## The problem
Within the listing below, how many lines feature the word "text"? Reply with only that number.

*****

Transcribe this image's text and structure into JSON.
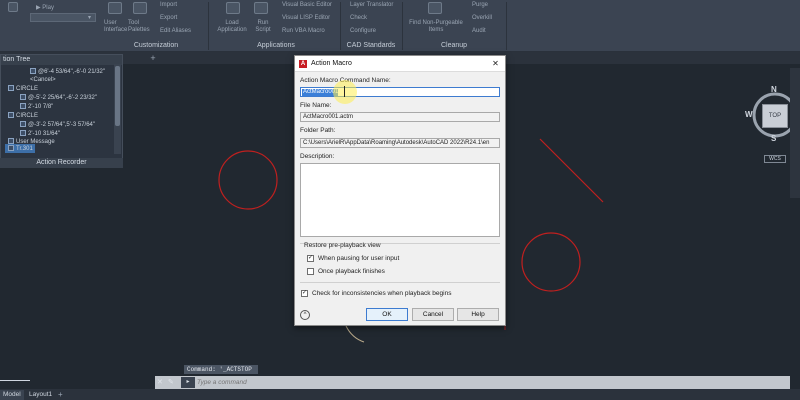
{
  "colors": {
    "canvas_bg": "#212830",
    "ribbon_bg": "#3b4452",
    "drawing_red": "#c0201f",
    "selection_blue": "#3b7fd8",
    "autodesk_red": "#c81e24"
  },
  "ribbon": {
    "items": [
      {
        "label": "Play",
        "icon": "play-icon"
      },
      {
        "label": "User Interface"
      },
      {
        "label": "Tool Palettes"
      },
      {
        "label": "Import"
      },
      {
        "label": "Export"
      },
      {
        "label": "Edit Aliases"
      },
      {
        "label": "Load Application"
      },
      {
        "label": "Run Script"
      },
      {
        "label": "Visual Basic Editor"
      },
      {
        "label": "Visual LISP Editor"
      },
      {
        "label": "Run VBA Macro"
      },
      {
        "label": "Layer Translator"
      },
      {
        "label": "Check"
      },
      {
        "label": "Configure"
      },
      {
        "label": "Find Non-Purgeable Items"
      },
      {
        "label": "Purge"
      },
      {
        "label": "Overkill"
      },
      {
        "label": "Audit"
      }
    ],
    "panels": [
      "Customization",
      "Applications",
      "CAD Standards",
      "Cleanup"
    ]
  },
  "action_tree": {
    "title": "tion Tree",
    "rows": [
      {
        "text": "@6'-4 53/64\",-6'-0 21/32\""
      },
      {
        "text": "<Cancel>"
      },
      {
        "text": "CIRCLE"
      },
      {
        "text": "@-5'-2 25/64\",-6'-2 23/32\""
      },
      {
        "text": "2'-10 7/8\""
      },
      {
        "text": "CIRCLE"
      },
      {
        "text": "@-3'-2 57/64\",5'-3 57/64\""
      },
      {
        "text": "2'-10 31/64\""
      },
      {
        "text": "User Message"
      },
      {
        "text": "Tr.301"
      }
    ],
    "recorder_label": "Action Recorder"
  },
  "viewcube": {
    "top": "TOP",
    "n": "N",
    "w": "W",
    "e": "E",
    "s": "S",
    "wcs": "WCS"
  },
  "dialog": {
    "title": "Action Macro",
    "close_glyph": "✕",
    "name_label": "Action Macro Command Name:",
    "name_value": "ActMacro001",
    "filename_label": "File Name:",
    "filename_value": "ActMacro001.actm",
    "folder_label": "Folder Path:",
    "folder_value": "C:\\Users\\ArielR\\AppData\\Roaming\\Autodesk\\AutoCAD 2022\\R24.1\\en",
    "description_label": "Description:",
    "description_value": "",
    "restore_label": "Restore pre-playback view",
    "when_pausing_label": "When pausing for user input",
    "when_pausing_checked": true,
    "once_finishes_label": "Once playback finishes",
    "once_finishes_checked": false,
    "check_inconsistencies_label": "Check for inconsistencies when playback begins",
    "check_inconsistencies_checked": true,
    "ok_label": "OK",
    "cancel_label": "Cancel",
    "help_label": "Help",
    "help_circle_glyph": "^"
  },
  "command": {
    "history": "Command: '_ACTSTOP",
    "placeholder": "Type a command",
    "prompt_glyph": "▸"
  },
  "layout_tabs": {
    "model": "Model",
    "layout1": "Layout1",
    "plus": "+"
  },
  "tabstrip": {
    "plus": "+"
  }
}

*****

## Response to the task
11